* _Directions_:
Repeat each entry word for word. Leave any images out of the copy.

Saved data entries
■ ■ ■ ■ ■

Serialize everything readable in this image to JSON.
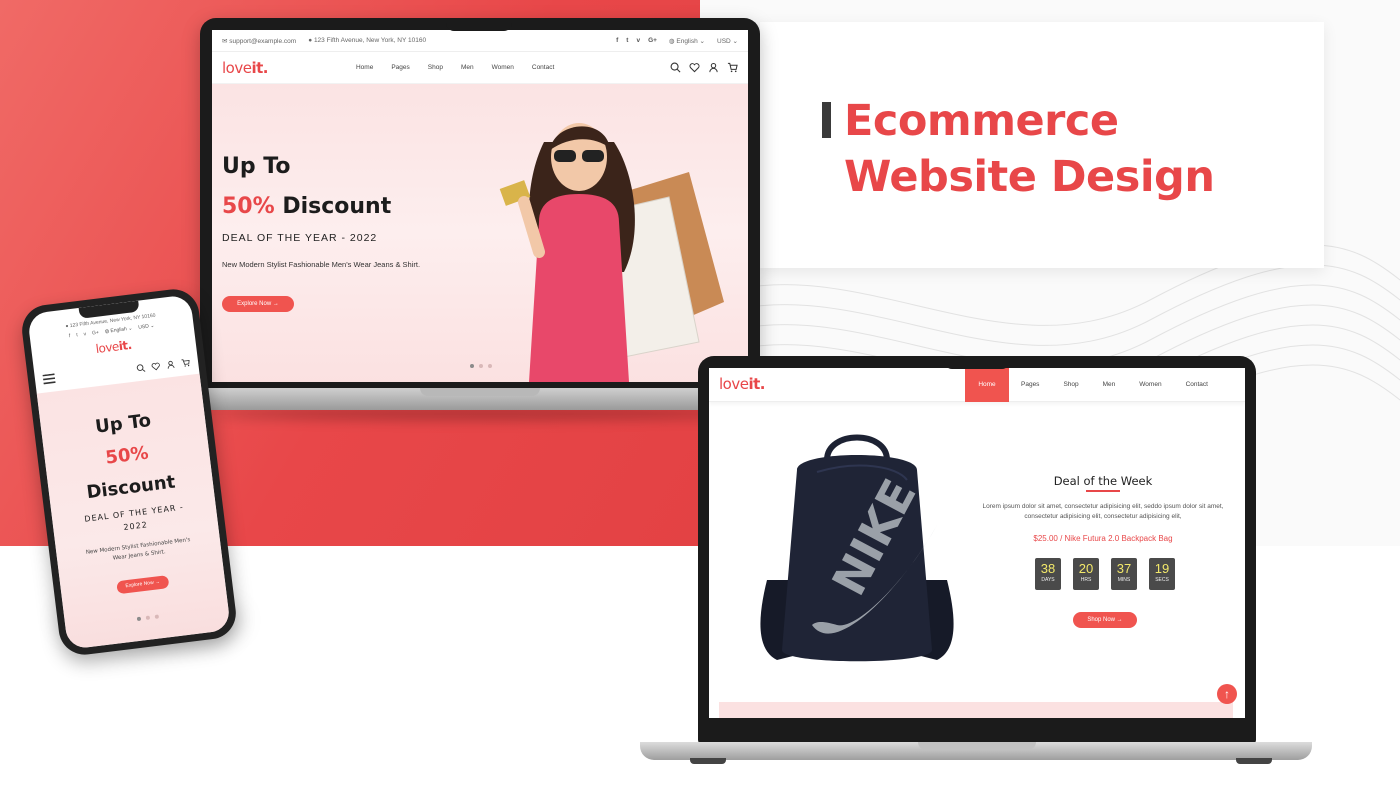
{
  "title": {
    "line1": "Ecommerce",
    "line2": "Website Design"
  },
  "brand": {
    "name_light": "love",
    "name_bold": "it",
    "name_dot": ".",
    "accent": "#e84749"
  },
  "laptop1": {
    "topbar": {
      "email": "support@example.com",
      "address": "123 Fifth Avenue, New York, NY 10160",
      "social": [
        "f",
        "t",
        "v",
        "G+"
      ],
      "language": "English",
      "currency": "USD"
    },
    "nav": [
      "Home",
      "Pages",
      "Shop",
      "Men",
      "Women",
      "Contact"
    ],
    "hero": {
      "line1": "Up To",
      "pct": "50%",
      "line2_rest": " Discount",
      "deal": "DEAL OF THE YEAR - 2022",
      "desc": "New Modern Stylist Fashionable Men's Wear Jeans & Shirt.",
      "button": "Explore Now →"
    }
  },
  "laptop2": {
    "nav": [
      "Home",
      "Pages",
      "Shop",
      "Men",
      "Women",
      "Contact"
    ],
    "deal": {
      "title": "Deal of the Week",
      "desc": "Lorem ipsum dolor sit amet, consectetur adipisicing elit, seddo ipsum dolor sit amet, consectetur adipisicing elit, consectetur adipisicing elit,",
      "price": "$25.00 / Nike Futura 2.0 Backpack Bag",
      "countdown": [
        {
          "value": "38",
          "label": "DAYS"
        },
        {
          "value": "20",
          "label": "HRS"
        },
        {
          "value": "37",
          "label": "MINS"
        },
        {
          "value": "19",
          "label": "SECS"
        }
      ],
      "button": "Shop Now →",
      "bag_logo": "NIKE"
    }
  },
  "phone": {
    "topbar": {
      "address": "123 Fifth Avenue, New York, NY 10160",
      "social": [
        "f",
        "t",
        "v",
        "G+"
      ],
      "language": "English",
      "currency": "USD"
    },
    "hero": {
      "line1": "Up To",
      "pct": "50%",
      "line3": "Discount",
      "deal": "DEAL OF THE YEAR - 2022",
      "desc": "New Modern Stylist Fashionable Men's Wear Jeans & Shirt.",
      "button": "Explore Now →"
    }
  }
}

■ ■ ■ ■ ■

* _The answer_:
Serialize everything readable in this image to JSON.
{
  "title": {
    "line1": "Ecommerce",
    "line2": "Website Design"
  },
  "brand": {
    "name_light": "love",
    "name_bold": "it",
    "name_dot": ".",
    "accent": "#e84749"
  },
  "laptop1": {
    "topbar": {
      "email": "support@example.com",
      "address": "123 Fifth Avenue, New York, NY 10160",
      "social": [
        "f",
        "t",
        "v",
        "G+"
      ],
      "language": "English",
      "currency": "USD"
    },
    "nav": [
      "Home",
      "Pages",
      "Shop",
      "Men",
      "Women",
      "Contact"
    ],
    "hero": {
      "line1": "Up To",
      "pct": "50%",
      "line2_rest": " Discount",
      "deal": "DEAL OF THE YEAR - 2022",
      "desc": "New Modern Stylist Fashionable Men's Wear Jeans & Shirt.",
      "button": "Explore Now →"
    }
  },
  "laptop2": {
    "nav": [
      "Home",
      "Pages",
      "Shop",
      "Men",
      "Women",
      "Contact"
    ],
    "deal": {
      "title": "Deal of the Week",
      "desc": "Lorem ipsum dolor sit amet, consectetur adipisicing elit, seddo ipsum dolor sit amet, consectetur adipisicing elit, consectetur adipisicing elit,",
      "price": "$25.00 / Nike Futura 2.0 Backpack Bag",
      "countdown": [
        {
          "value": "38",
          "label": "DAYS"
        },
        {
          "value": "20",
          "label": "HRS"
        },
        {
          "value": "37",
          "label": "MINS"
        },
        {
          "value": "19",
          "label": "SECS"
        }
      ],
      "button": "Shop Now →",
      "bag_logo": "NIKE"
    }
  },
  "phone": {
    "topbar": {
      "address": "123 Fifth Avenue, New York, NY 10160",
      "social": [
        "f",
        "t",
        "v",
        "G+"
      ],
      "language": "English",
      "currency": "USD"
    },
    "hero": {
      "line1": "Up To",
      "pct": "50%",
      "line3": "Discount",
      "deal": "DEAL OF THE YEAR - 2022",
      "desc": "New Modern Stylist Fashionable Men's Wear Jeans & Shirt.",
      "button": "Explore Now →"
    }
  }
}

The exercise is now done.